* **Required work**
In the data below, which lines hold the word "label"? Copy them.

* **Provided entries**
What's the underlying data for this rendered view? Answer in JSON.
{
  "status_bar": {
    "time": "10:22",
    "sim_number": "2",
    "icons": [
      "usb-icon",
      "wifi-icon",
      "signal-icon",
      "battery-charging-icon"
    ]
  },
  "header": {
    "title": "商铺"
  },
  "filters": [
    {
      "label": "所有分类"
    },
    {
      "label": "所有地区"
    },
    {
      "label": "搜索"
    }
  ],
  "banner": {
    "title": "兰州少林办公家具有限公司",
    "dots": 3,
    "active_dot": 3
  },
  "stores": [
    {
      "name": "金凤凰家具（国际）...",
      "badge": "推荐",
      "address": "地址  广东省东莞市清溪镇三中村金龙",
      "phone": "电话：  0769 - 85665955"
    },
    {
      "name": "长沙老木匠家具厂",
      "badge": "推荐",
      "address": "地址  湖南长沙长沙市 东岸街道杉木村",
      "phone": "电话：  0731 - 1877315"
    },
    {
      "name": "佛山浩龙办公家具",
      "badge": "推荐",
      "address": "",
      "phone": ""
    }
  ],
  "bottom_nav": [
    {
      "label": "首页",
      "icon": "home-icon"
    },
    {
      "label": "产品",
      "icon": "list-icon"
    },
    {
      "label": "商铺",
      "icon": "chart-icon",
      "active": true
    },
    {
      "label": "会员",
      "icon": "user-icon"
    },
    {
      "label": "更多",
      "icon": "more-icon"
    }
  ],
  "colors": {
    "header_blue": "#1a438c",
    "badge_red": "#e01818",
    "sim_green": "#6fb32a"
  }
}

* **Response to the exercise**
      "label": "所有分类"
      "label": "所有地区"
      "label": "搜索"
      "label": "首页",
      "label": "产品",
      "label": "商铺",
      "label": "会员",
      "label": "更多",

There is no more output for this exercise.